He said Smith had an incredible training camp and should have a productive year. Vitucci said James is not only an agitator, he also is very skilled. Snowball, the team’s tough guy, is more focused and has a stronger work ethic, according to Vitucci.
Two defenseman also return. Vitucci said Jason Maleyko is a vocal leader and a hard competitor, while P.J. Martin is a quiet leader who takes care of business.
“All of those seven guys love it in Toledo,” Vitucci said. “They love the atmosphere in the Sports Arena and they love the fans. It’s a credit to the community that they want to come back and perform here.”

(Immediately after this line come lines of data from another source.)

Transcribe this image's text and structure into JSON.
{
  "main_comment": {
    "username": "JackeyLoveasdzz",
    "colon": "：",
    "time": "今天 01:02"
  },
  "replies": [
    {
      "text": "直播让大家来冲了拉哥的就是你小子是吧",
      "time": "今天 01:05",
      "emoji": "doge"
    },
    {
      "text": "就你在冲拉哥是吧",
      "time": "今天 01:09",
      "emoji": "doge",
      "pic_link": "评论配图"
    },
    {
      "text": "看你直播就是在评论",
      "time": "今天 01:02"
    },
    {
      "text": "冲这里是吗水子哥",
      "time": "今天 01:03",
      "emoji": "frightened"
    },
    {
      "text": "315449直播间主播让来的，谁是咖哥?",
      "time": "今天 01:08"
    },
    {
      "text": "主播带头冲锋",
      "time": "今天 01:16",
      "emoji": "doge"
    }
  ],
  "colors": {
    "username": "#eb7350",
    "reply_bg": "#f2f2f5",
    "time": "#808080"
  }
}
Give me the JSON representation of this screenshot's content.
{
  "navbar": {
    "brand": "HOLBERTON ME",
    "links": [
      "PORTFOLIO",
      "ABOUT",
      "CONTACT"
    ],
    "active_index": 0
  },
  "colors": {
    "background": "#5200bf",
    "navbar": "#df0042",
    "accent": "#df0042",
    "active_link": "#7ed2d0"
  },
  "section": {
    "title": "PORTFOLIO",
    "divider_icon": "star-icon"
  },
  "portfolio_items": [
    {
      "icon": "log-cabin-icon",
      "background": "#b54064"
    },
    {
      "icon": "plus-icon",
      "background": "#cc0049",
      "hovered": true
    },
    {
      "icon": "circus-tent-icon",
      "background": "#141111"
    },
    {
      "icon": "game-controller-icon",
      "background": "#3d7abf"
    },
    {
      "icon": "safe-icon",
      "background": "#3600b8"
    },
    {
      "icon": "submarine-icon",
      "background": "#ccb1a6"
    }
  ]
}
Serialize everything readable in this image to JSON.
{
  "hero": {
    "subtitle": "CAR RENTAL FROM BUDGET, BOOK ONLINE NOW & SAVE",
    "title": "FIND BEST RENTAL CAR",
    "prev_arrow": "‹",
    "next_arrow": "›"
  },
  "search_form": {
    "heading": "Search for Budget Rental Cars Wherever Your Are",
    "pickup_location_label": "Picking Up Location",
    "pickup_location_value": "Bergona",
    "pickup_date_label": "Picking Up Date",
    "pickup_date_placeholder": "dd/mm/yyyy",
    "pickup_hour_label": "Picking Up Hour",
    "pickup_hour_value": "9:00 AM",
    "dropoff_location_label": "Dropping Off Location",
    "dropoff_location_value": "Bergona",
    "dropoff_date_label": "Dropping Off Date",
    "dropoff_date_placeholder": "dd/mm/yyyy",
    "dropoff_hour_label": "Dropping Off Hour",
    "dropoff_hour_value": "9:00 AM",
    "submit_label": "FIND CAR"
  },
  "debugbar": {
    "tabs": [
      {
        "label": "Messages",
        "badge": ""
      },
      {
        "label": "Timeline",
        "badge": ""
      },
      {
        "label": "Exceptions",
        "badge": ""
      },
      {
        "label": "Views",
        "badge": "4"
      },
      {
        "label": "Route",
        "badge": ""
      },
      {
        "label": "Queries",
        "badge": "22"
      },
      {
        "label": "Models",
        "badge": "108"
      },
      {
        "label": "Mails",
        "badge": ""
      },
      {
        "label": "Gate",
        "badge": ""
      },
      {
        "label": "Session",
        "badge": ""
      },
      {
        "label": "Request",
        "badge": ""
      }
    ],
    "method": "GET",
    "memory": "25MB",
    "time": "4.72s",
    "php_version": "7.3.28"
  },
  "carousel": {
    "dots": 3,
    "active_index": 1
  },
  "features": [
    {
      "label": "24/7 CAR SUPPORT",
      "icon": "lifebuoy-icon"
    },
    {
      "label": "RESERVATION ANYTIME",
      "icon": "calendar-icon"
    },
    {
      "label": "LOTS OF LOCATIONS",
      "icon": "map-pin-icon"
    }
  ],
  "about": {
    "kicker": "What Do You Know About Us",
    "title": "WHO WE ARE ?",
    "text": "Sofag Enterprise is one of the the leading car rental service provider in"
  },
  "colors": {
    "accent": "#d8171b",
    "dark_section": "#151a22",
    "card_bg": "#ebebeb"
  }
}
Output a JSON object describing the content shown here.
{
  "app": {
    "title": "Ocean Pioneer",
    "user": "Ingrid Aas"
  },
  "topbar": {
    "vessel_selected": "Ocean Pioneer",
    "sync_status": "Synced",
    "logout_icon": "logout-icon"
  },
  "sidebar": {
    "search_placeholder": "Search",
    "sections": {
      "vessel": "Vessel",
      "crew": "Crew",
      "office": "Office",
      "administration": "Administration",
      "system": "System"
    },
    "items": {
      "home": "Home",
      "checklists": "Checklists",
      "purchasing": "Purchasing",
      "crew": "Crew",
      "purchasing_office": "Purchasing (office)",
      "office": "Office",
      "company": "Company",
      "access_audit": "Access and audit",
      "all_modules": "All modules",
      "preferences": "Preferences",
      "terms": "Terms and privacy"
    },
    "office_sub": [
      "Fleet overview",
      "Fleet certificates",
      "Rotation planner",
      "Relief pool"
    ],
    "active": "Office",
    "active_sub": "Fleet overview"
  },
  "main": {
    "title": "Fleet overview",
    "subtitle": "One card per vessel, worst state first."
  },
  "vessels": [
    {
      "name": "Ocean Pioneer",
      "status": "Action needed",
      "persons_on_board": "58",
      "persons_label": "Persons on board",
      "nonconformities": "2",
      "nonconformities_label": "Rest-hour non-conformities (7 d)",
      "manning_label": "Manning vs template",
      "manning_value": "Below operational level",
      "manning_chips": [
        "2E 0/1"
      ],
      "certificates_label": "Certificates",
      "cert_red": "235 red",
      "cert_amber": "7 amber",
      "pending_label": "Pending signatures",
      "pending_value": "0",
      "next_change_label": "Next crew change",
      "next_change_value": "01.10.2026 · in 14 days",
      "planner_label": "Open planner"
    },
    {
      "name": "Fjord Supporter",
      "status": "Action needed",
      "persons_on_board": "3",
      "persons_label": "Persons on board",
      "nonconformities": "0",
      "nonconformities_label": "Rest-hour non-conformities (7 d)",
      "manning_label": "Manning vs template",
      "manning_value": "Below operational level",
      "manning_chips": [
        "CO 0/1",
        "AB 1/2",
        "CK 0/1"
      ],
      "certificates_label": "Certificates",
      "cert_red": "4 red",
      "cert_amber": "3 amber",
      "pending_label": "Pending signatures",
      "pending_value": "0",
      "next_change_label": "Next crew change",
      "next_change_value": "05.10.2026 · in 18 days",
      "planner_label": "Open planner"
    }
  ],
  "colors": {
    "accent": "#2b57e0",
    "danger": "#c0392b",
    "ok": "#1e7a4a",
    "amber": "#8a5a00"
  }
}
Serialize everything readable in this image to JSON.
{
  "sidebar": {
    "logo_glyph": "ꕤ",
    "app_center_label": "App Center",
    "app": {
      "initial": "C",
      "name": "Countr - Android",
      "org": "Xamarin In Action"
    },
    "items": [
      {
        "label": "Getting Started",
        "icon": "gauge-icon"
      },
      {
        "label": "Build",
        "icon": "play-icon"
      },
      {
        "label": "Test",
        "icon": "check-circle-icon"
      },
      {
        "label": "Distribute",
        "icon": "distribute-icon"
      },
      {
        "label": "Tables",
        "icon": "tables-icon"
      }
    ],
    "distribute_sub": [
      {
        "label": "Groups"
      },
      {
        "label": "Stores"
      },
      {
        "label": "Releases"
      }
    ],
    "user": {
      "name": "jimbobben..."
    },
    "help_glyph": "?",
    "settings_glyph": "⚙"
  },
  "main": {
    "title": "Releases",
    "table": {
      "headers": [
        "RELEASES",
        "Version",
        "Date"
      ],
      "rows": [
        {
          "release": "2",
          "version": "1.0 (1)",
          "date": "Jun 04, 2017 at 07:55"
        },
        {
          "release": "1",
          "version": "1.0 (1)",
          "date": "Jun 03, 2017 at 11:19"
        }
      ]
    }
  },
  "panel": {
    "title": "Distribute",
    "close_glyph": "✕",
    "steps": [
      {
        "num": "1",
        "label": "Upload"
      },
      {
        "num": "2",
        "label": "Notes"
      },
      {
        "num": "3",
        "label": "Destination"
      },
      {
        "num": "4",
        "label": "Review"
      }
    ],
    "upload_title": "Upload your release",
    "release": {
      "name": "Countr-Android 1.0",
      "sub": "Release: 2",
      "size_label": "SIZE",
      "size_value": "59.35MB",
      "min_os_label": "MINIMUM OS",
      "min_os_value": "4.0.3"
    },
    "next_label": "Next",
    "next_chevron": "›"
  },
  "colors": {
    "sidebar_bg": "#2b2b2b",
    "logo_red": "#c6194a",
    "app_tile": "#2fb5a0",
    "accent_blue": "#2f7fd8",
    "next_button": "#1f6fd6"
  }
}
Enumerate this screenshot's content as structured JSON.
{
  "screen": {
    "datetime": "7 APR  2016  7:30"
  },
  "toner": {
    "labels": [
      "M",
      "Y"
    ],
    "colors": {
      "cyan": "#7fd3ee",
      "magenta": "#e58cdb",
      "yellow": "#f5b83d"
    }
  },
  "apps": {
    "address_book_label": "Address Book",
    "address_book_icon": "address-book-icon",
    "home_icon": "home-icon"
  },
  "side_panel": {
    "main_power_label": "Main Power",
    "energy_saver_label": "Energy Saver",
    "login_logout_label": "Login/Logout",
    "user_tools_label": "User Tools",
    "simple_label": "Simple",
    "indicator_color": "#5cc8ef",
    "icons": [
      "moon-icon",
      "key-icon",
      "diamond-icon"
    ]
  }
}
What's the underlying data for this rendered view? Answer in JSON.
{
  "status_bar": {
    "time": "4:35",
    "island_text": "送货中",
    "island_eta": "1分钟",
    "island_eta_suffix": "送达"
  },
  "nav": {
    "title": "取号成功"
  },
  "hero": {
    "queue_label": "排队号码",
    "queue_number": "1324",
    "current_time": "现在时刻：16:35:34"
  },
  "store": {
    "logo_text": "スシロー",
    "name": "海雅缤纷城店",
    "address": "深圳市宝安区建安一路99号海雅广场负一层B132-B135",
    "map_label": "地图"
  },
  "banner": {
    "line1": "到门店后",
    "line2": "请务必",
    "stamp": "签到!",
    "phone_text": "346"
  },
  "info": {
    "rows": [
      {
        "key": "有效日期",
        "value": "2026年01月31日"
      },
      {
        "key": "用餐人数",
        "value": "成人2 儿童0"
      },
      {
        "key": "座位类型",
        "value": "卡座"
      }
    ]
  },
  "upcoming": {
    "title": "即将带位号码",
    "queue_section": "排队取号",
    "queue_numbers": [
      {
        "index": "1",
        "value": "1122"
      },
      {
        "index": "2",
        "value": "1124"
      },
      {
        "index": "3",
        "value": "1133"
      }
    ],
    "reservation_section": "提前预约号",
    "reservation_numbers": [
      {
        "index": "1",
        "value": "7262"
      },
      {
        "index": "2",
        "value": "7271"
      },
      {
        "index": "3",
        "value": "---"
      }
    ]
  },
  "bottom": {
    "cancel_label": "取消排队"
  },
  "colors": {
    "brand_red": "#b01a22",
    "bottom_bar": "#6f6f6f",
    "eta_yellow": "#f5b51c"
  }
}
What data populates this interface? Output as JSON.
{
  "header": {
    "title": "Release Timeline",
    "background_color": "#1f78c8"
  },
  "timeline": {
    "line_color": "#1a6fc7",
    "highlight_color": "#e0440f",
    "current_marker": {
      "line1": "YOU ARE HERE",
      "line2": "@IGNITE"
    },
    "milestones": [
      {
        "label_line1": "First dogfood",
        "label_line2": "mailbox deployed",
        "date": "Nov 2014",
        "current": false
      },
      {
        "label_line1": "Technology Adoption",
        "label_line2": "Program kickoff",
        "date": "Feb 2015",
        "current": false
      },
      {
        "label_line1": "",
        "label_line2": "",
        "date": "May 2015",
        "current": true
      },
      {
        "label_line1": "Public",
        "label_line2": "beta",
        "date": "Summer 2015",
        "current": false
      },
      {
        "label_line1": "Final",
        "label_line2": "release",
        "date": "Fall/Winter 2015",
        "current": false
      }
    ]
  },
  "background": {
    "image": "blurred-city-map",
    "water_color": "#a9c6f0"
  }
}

Vitucci said his top newcomers include defensemen Jeff Lang, Gerry Burke, Josh Zavitz, and forwards Ryan Gale, Ken Magowan, Brad Bonello and Bracken Kearns.
Veterans B.J. Adams (defenseman) and Mark Turner (center) also are expected to lead and be productive, according to Vitucci.
Five college players will make their pro debuts with Toledo.
Vitucci said he was pleased with his team’s goals-against average and penalty kill unit last season. His team yielded 2.69 goals per game which was 11th best in the 28-team league. The penalty kill was ranked seventh in the ECHL at 86.1 percent.
However, Toledo was 18th in goals scored per game at 2.82. The power play converted only 16.1 percent of the time, which was 16th in the league.
Toledo moves to the ECHL’s American Conference but remains in the North Division to face traditional foes Dayton, Johnstown, Reading, Trenton and Wheeling. The Storm takes on Dayton tomorrow in the first of 13 games between the Ohio adversaries. Toledo will face Johnstown, Reading and Trenton 12 times this season.
“I like that you play a lot of the same teams because you build up very good rivalries and grudges,” Vitucci said.
The Storm gets an early advantage as it plays 14 of its first 20 games at the Sports Arena.
“Hopefully, all of those home games will get us off to a good start,” Vitucci said. “The building is so small, it’s tough for teams to adjust. The crowd is very vocal. I hope that will give us an edge.”
The smaller ice surface also leads to close, tight-checking contests which suits Vitucci, who considers himself a defensive-minded coach.
“I concentrate on the d-zone coverage,” he said. “It’s like football. Good defense wins you games and championships.”
Vitucci will leave the offensive side of the ice to new assistant coach Stan Drulia, who played forward in 126 games in the NHL. Drulia was the head coach of the ECHL’s Augusta Lynx last season and his team had the best power play in the league at 20.4 percent.
“We’ve been working together and I’ve learned a lot from Stan,” Vitucci said.
“Stan adds a completely different outlook.”
Vitucci said neither coach is “set in their ways” and he pointed out that Drulia has been a head coach for three years. The “co-head coaches” also let the players provide ideas, as well.
“This is our team,” he said. “We all need to be together if we want to get where we want to be.”
Vitucci said he is relieved that the Storm is actually playing this season. The organization nearly had to suspend operations last spring due to increased costs and dwindling attendance. But a successful season-ticket drive saved the team.
“It was an incredible ticket campaign and it was great to see the fans and the city of Toledo rally to keep this thing going,” he said.
Vitucci said he also likes that the organization has brought back the franchise’s founder, Barry Soskin, to run the team.
“He has connection with fans,” Vitucci said. “Barry runs the team from a fan’s perspective.”
Soskin said he has a business and a personal relationship with Vitucci, who played for the Soskin-owned Storm in the mid-90s.
“Nick is very well organized and well thought out,” said Soskin, the team’s new president. “He turned the whole team around last year. He was coach of the year. He has what I want in a coach.”
Storm general manager Mike Miller said Toledo has 11 titles in its history, which is the most in minor league hockey.
“That is why we are in this,” Miller said. “You compete to win it all. We’d love to get another piece of hardware.”